Commemorative and functional and older than me, hooray - not that I'm anxious about my birthday just gone and advancing years

Water - simple grid but striking

The South Bank - I loved the way the straight line pavement markers ran up to meet the grid of the cover

Clifford's Inn - a window to the basement

Old Inns of Court door

Is it the same Hope Foundry Co - formed in the 19th century and still adorning our streets

Cobblestone fans outside St Pauls Cathedral
Having charted them – which really made my head ache, having to try and think in reverse (I think this is where the dyslexia can sometimes be apparent) – they are looking quite nice actually and photographs of those will follow shortly.  I’ve become obsessed though with cobble stones and brickwork and all sorts of crazy things.  Having gone from a very slow start to the course – post-wedding lack of motivation as Husband moved into my flat one spoon at a time – now I’ve started I think I’m addicted.  The living room is buried under balls of yarn and random needles as I try new things, and there are samples blocking e.very.where.  Fun. 
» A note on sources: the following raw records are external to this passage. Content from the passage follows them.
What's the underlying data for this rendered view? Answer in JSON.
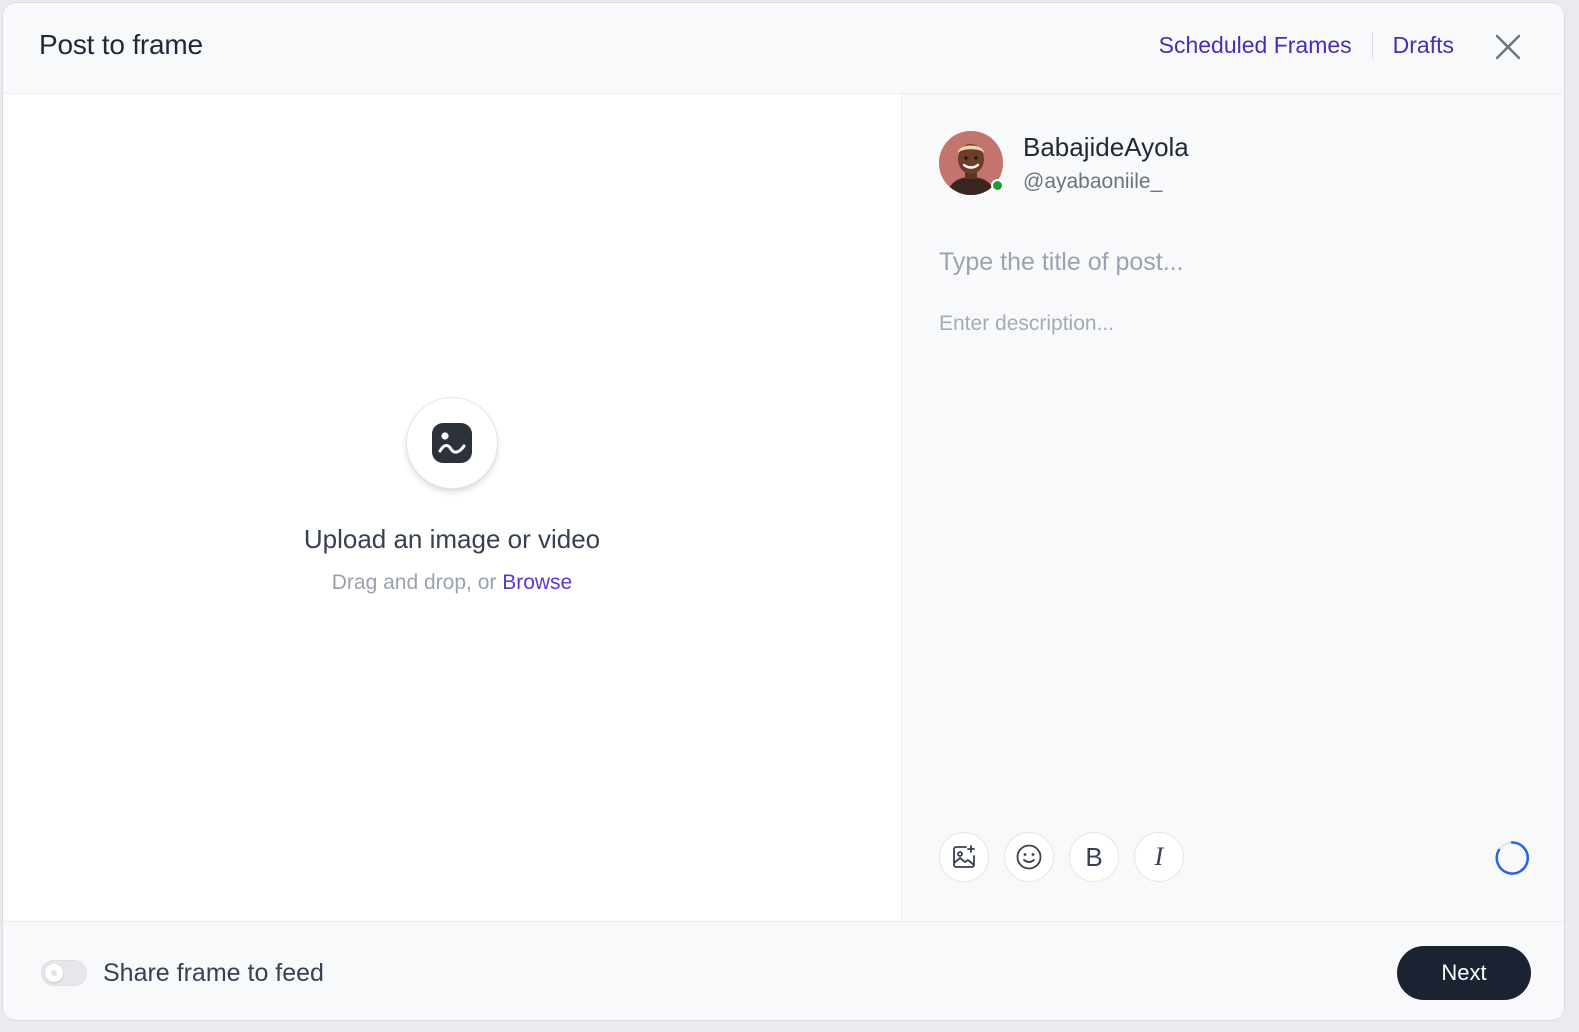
{
  "header": {
    "title": "Post to frame",
    "links": [
      "Scheduled Frames",
      "Drafts"
    ],
    "close_icon": "close-icon"
  },
  "upload": {
    "icon": "image-icon",
    "title": "Upload an image or video",
    "subtitle_prefix": "Drag and drop, or ",
    "browse_label": "Browse"
  },
  "user": {
    "name": "BabajideAyola",
    "handle": "@ayabaoniile_",
    "status": "online",
    "status_color": "#1f9d3a"
  },
  "composer": {
    "title_placeholder": "Type the title of post...",
    "description_placeholder": "Enter description...",
    "toolbar": [
      {
        "icon": "add-image-icon"
      },
      {
        "icon": "emoji-icon"
      },
      {
        "icon": "bold-icon",
        "label": "B"
      },
      {
        "icon": "italic-icon",
        "label": "I"
      }
    ],
    "progress_icon": "character-count-ring-icon"
  },
  "footer": {
    "toggle_label": "Share frame to feed",
    "toggle_on": false,
    "next_label": "Next"
  },
  "colors": {
    "accent_link": "#4c2bb4",
    "browse_link": "#5b35d5",
    "primary_button": "#1b2333",
    "spinner": "#2563eb"
  }
}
Have you seen Truly Myrtle’s Skeppe Hat pattern?  I was lucky enough to be a test knitter and was smitten with the finished result.  It’s a lovely hat, very warm and toasty which in these lovely London summer days is pretty handy; and several people have commented on what a stylish topper it is.  Libby's blog is also a gratuitously good read and very inspiring - it's one of those that I look forward to dropping into my inbox each time. 
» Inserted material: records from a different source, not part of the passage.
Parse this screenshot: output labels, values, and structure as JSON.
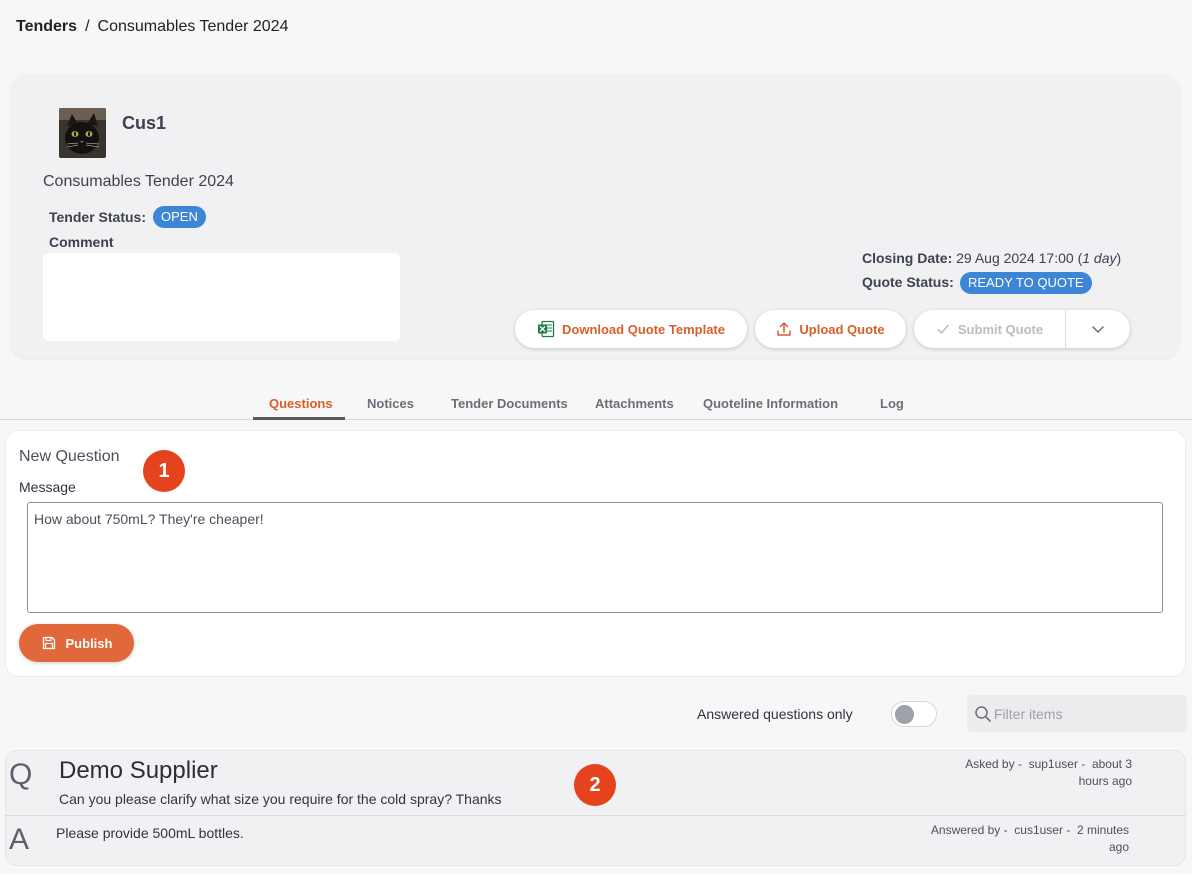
{
  "breadcrumb": {
    "root": "Tenders",
    "separator": "/",
    "current": "Consumables Tender 2024"
  },
  "header": {
    "org_name": "Cus1",
    "tender_title": "Consumables Tender 2024",
    "tender_status_label": "Tender Status:",
    "tender_status": "OPEN",
    "comment_label": "Comment",
    "comment_value": "",
    "closing_date_label": "Closing Date:",
    "closing_date": "29 Aug 2024 17:00",
    "closing_remaining": "1 day",
    "quote_status_label": "Quote Status:",
    "quote_status": "READY TO QUOTE",
    "buttons": {
      "download": "Download Quote Template",
      "upload": "Upload Quote",
      "submit": "Submit Quote"
    }
  },
  "tabs": [
    {
      "label": "Questions",
      "active": true
    },
    {
      "label": "Notices",
      "active": false
    },
    {
      "label": "Tender Documents",
      "active": false
    },
    {
      "label": "Attachments",
      "active": false
    },
    {
      "label": "Quoteline Information",
      "active": false
    },
    {
      "label": "Log",
      "active": false
    }
  ],
  "new_question": {
    "title": "New Question",
    "message_label": "Message",
    "message_value": "How about 750mL? They're cheaper!",
    "publish_label": "Publish"
  },
  "annotations": {
    "one": "1",
    "two": "2"
  },
  "filters": {
    "answered_only_label": "Answered questions only",
    "answered_only": false,
    "filter_placeholder": "Filter items"
  },
  "qa": {
    "q_letter": "Q",
    "a_letter": "A",
    "supplier": "Demo Supplier",
    "question": "Can you please clarify what size you require for the cold spray? Thanks",
    "asked_by_label": "Asked by -",
    "asked_by": "sup1user -",
    "asked_when": "about 3 hours ago",
    "answer": "Please provide 500mL bottles.",
    "answered_by_label": "Answered by -",
    "answered_by": "cus1user -",
    "answered_when": "2 minutes ago"
  },
  "colors": {
    "accent": "#d85f2c",
    "badge": "#3d86d6",
    "annotation": "#e5431e"
  }
}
The view from my bicycle
This weekend I suspect I shall be dragged back out on the mean streets of SE London.  I say dragged; it's great fun being out on the bicycle although people openly laugh at me with my SS tank commander cycle hat (albeit in Cranberry) and on the Pashley while Husband rides a perfectly sensible and modern bicycle.  Mine weighs 3.5 stone or thereabouts, I can barely get the thing up and down the pavements without help and my pathetically low athleticism means that I spend quite a bit of time huffing and puffing up the hills while Husband bounds up, back down to meet me, up again, back down.  You get the idea.  Much like when we run together - he probably covers twice the distance as I bouncy walk along behind him.  I'm not built for running - I've got a runners lean upper body, and the classic legs of the English pear.  I feel sad for me too.  It presents several challenges with dress making, and more of that in June too ...

I'm trying to work out a bit of image styling for a brand new, pimped out, vamped up blog and loved the colours of this Koigu merino.  An introduction to photograph course starts soon at the City Lit and I am signed up - couldn't come soon enough as I've got to stop being frightened of the technological future, especially as the future I'm fearing is already the past and I'm on the verge of being obsolete.
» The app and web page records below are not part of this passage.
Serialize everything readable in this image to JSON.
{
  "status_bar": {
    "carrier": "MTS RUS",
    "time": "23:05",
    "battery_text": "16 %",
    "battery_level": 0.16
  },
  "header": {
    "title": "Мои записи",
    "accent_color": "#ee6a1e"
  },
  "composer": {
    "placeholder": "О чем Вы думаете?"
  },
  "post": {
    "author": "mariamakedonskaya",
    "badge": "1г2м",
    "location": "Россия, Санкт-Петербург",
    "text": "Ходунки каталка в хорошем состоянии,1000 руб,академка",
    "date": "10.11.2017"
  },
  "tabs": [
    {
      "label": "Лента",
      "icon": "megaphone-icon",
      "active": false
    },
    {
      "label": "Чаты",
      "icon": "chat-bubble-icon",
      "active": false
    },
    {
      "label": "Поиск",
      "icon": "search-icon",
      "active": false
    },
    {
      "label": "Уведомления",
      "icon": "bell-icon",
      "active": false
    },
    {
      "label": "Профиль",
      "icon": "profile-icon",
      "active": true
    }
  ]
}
Bought from The Village Haberdashery, rubbish photograph by me

Finally, I saw Kaffe Fassett at SOAS on Monday evening and this image (excuse the stair rail in the foreground - I was trying to snap quickly while Brandon Mably flew through the slides) really struck a chord.  I love the colours and vibrancy and it got my already quite motivated self even more motivated to get working harder on the knit/stitch/sewn design side. 

Kaffe Fassett - photograph of slides at SOAS presentation 20 May 2013
Anyway, more information on the new beginnings side of things in due course.  I’m excited to see what part-time work brings, and there will be much to share soon – probably a list or two (I do love a list).  Stay tuned for that ...

Have lovely bank holiday weekends in the meantime – lots of good stitching if the rotten weather holds

1 comment:

  1. Hi CJ,
    Bit of nightmare, Libby has had a bad allergic reaction to something and may not be able to come tomorrow. Pauline is also unable to make it. That left seven people. We will rearrange for a later date, but if you would like to come tomorrow (3.30pm was the kick-off) you are still welcome. I will pop to Tesco and get a cake though I'm afraid it won't be up to Libby's standard! Anwen would like to come provided a few people join her, and she has wonderfully volunteered to make scones. I don't have your email address. So far, we have two people still coming if another two come, one who won't and a couple of people not yet replied. If a couple of others come will you still be coming?